Their latest "single" is about two guitar-playing dogs who freak out a folk festival by plugging in and turning up. The short story is told in rhyme and is charming.

Get it here!

2014 November 05 • Wednesday

Here's another great book I found on a Park Slope street: The Rage by Gene Kerrigan.

I'd never heard of Kerrigan but The Rage won the Gold Dagger for Best Crime Novel in 2012. It also combines two sub-genres I enjoy: the police procedural and the heist story. In addition there are a complex web of relationships and circumstances, a violent psycho, an unsolved case that powerful people want left alone, skeletons in closets and bloody vengeance.

And I'm partial to these Europa editions. They're well made and pleasant to handle and read.

Some bits of The Rage read like an echo of Ted Lewis's Jack's Return Home (better known as Get Carter). The action takes place in a Dublin reeling from being massively screwed by unpunishable finance manipulators. It's not a story about justice but about trying to balance things, doing your best and living with the consequences—if you live.

After a pointless, unnecessary and overused Raymond Chandler quote, The Rage begins, "His fingers gripped the thick wooden rail, both hands clenching so hard that it felt like he might crush the wood to splinters".

2014 November 03 • Monday

That there was more to Henry Mancini than the famous "Mancini sound" is demonstrated quite persuasively by our 343rd Soundtrack of the Week, Mancini's music for Nightwing.

It starts with a beautifully dreamy section for harps and strings, actually a bit similar, I think, to the beginning of a Radiohead song to come decades later. Then a flute melody comes in, followed by unison horns adding some darkness to the sunny soundscape.

The story of the movie is about thousands of bubonic plague-infected vampire bats that are terrorizing an Indian reservation. Mancini seems to have used some Native American instruments, perhaps the aforementioned flute, which plays the most prominent role in the score.
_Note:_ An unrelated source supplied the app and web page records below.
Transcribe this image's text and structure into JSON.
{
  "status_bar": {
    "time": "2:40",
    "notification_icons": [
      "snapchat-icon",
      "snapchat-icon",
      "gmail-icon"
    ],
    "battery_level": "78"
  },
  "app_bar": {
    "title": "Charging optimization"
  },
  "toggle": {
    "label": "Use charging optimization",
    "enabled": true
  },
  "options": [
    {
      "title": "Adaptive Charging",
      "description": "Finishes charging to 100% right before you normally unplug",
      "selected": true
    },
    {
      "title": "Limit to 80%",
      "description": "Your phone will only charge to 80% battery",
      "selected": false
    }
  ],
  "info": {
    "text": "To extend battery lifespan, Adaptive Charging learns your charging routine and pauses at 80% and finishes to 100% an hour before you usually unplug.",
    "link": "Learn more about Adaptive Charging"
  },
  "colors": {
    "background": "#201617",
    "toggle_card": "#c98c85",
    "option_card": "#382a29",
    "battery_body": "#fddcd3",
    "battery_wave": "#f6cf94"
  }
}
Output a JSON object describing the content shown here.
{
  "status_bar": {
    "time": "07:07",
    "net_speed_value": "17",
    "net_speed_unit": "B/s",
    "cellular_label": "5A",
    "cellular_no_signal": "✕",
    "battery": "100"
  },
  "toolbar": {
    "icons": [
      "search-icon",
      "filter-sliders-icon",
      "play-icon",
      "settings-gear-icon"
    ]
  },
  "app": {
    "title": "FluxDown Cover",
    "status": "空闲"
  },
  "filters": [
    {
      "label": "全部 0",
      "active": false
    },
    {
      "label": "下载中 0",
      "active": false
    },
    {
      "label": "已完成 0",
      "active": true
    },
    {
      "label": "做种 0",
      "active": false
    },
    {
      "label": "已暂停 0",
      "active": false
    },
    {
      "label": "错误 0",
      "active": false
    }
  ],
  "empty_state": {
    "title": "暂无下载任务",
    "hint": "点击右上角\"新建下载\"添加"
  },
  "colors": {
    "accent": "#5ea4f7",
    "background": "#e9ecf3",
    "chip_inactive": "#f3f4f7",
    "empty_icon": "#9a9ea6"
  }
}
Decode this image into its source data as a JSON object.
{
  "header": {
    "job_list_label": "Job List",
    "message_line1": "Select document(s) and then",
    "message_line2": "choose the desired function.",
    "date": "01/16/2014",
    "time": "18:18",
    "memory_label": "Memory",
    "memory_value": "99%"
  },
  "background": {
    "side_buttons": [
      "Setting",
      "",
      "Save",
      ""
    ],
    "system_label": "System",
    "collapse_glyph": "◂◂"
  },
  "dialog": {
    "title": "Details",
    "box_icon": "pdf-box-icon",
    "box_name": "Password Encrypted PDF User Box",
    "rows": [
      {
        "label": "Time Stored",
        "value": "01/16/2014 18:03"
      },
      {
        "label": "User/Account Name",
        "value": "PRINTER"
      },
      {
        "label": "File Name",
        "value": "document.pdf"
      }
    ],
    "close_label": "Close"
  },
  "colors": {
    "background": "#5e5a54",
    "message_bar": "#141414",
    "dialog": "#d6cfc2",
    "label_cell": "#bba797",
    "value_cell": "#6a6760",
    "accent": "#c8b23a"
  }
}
While there are some tense and frightening passages for the attacking bats and other action-centered scenes, in general the music is ethereal, dreamy and beautiful, meditative in places. This is one of Mancini's best, though it seems never to come up in any discussion of his work.